He knows it’s a first-world problem, but McGuinness has had the rug pulled out from under him this year. The TT cancelled, appearances at dealerships and chat shows binned. As an aside, don’t ever miss a chance to hear him speak. I saw his acceptance speech for his induction to Motor Sport magazine’s Hall of Fame: a room full of motorsport royalty entranced not just by the ex-bricklayer from Morecambe’s tales but also by his ability to judge an audience and strike a balance between bawdiness and good taste.
At 48 years old, McGuinness hasn’t got many years left at the top. “I’ve finished 99 TT races,” he says. “I’ve got to make the century.” This unusual and inactive year has clearly had an effect and brought on some deep thinking about what the future may hold post-motorcycle racing.
“I was with Michael Schumacher at Paul Ricard just before he had his accident,” says McGuinness. “It was a fascinating experience. I flew down to the south of France on Ryanair and he flew direct to Ricard in his private jet. We were both at the track testing bikes. He was extremely focused and constantly tapping me up for tips. He was competing in the German Superbike Championship and falling off a lot. Trouble was he was braking too late and too hard. You can’t use car braking points on a bike.
“He was extremely friendly and it was great to spend some quality time with him. He couldn’t get his head around the fact that I was still racing at 40, until I said that I had a young family and needed to earn a living. Then he got it. You could tell he was in a bit of a hole, not really knowing how to fill his life. Bike racing was something that excited him.”
The McGuinnesses have the builders in, busy working on a new workshop and a racking system for the 120 sets of leathers John’s accrued over his racing career. “Better go and check on the blokes,” says McGuinness. “I’m paying their wages and you’ve been waffling on for ages.” And then diplomatically he adds: “We both have.” He’s right, though, I was. His fault for being too interesting and too approachable.
From bikes to cars

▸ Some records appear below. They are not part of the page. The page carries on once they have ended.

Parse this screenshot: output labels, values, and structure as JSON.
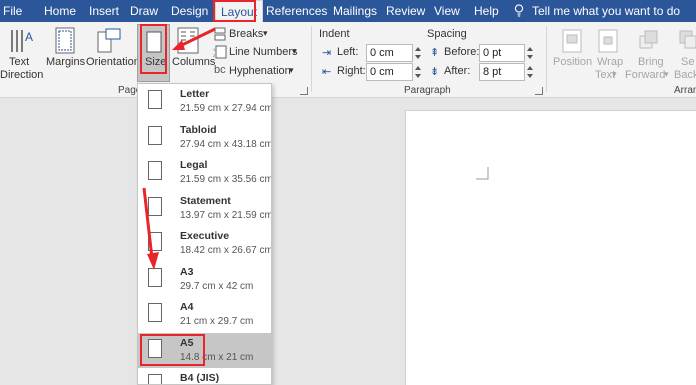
{
  "tabs": [
    "File",
    "Home",
    "Insert",
    "Draw",
    "Design",
    "Layout",
    "References",
    "Mailings",
    "Review",
    "View",
    "Help"
  ],
  "active_tab": "Layout",
  "tell_me": "Tell me what you want to do",
  "ribbon": {
    "text_direction": [
      "Text",
      "Direction"
    ],
    "margins": "Margins",
    "orientation": "Orientation",
    "size": "Size",
    "columns": "Columns",
    "breaks": "Breaks",
    "line_numbers": "Line Numbers",
    "hyphenation": "Hyphenation",
    "page_setup_group": "Page",
    "indent_header": "Indent",
    "spacing_header": "Spacing",
    "left_label": "Left:",
    "right_label": "Right:",
    "left_value": "0 cm",
    "right_value": "0 cm",
    "before_label": "Before:",
    "after_label": "After:",
    "before_value": "0 pt",
    "after_value": "8 pt",
    "paragraph_group": "Paragraph",
    "position": "Position",
    "wrap_text": [
      "Wrap",
      "Text"
    ],
    "bring_forward": [
      "Bring",
      "Forward"
    ],
    "send_backward": [
      "Se",
      "Backw"
    ],
    "arrange_group": "Arran"
  },
  "size_menu": [
    {
      "name": "Letter",
      "dims": "21.59 cm x 27.94 cm"
    },
    {
      "name": "Tabloid",
      "dims": "27.94 cm x 43.18 cm"
    },
    {
      "name": "Legal",
      "dims": "21.59 cm x 35.56 cm"
    },
    {
      "name": "Statement",
      "dims": "13.97 cm x 21.59 cm"
    },
    {
      "name": "Executive",
      "dims": "18.42 cm x 26.67 cm"
    },
    {
      "name": "A3",
      "dims": "29.7 cm x 42 cm"
    },
    {
      "name": "A4",
      "dims": "21 cm x 29.7 cm"
    },
    {
      "name": "A5",
      "dims": "14.8 cm x 21 cm"
    },
    {
      "name": "B4 (JIS)",
      "dims": ""
    }
  ],
  "selected_size": "A5",
  "colors": {
    "brand": "#2b579a",
    "annotation": "#e8252b",
    "selected_bg": "#c6c6c6"
  }
}
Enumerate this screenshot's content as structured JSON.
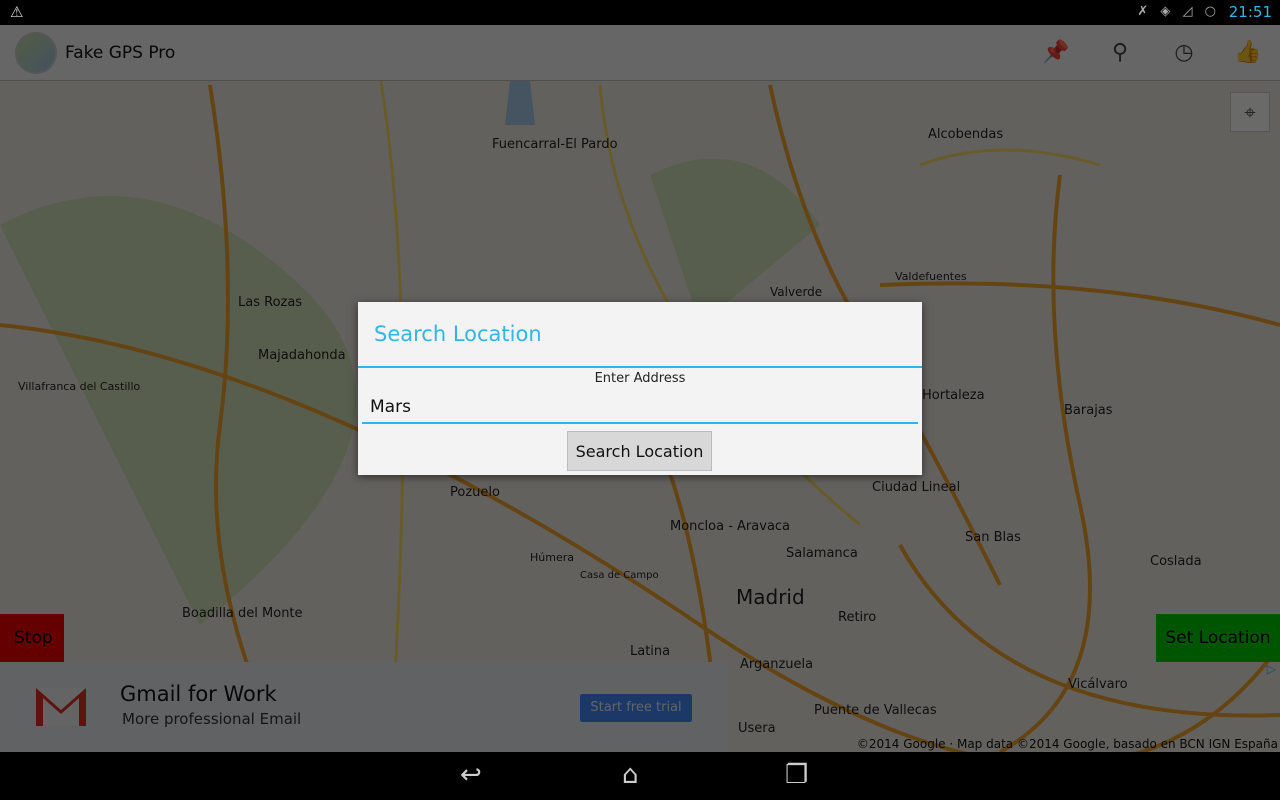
{
  "status_bar": {
    "time": "21:51",
    "warning_icon": "warning-icon",
    "icons": [
      "bluetooth-off-icon",
      "wifi-icon",
      "signal-icon",
      "sync-icon"
    ]
  },
  "action_bar": {
    "title": "Fake GPS Pro",
    "actions": [
      {
        "name": "pin-icon",
        "glyph": "📌"
      },
      {
        "name": "search-icon",
        "glyph": "⚲"
      },
      {
        "name": "history-icon",
        "glyph": "◷"
      },
      {
        "name": "thumbs-up-icon",
        "glyph": "👍"
      }
    ]
  },
  "map": {
    "labels": [
      "Fuencarral-El Pardo",
      "Alcobendas",
      "Las Rozas",
      "Majadahonda",
      "Villafranca del Castillo",
      "Pozuelo",
      "Moncloa - Aravaca",
      "Salamanca",
      "Ciudad Lineal",
      "San Blas",
      "Barajas",
      "Hortaleza",
      "Coslada",
      "Madrid",
      "Retiro",
      "Latina",
      "Arganzuela",
      "Boadilla del Monte",
      "Puente de Vallecas",
      "Vicálvaro",
      "Usera",
      "Valdefuentes",
      "Valverde",
      "Húmera",
      "Casa de Campo"
    ],
    "copyright": "©2014 Google · Map data ©2014 Google, basado en BCN IGN España"
  },
  "buttons": {
    "stop": "Stop",
    "set_location": "Set Location"
  },
  "ad": {
    "title": "Gmail for Work",
    "subtitle": "More professional Email",
    "cta": "Start free trial"
  },
  "dialog": {
    "title": "Search Location",
    "field_label": "Enter Address",
    "field_value": "Mars",
    "button": "Search Location"
  },
  "colors": {
    "accent": "#33b5e5",
    "stop": "#ee0000",
    "set_location": "#00cc00"
  }
}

John Surtees: The only man to win world titles on two and four wheels. Surtees began racing aged 14, as a passenger in his father’s sidecar, and went on to win the 500cc motorcycle World Championship in 1956, ’58, ’59 and ’60. Aged 26 he switched to cars, making his F1 debut in the BRDC International Trophy. Surtees joined Ferrari in 1963, winning the title for the Scuderia in ’64. He later formed his own team, which competed in F1 from 1973 until 1978.
Damon Hill: The 1996 F1 champ and son of double title winner Graham started bike racing in 1981, alongside his day job as a bike courier. His mother, worried about the dangers of bikes, convinced him to switch to cars two years later. Hill battled his way up the ranks, eventually reaching F1 with the struggling Brabham team in 1992, while also testing for Williams. He landed a race drive for Williams in 1993 and clinched the title in 1996 – before being ditched by the team.
Valentino Rossi: One of the greatest motorcycle racers of all time, with nine MotoGP titles, Rossi has dabbled with four wheels during his career. He’s tested a Ferrari F1 car several times, sampled Nascar and raced in the Gulf 12 Hours GT3 event. But most of his competitive car action is in rallying: he tackled Rally GB in 2002 but crashed out early on and finished 11th in a Subaru Impreza WRC on Rally New Zealand in 2006. He’s a multiple winner of the Monza Rally Sprint event.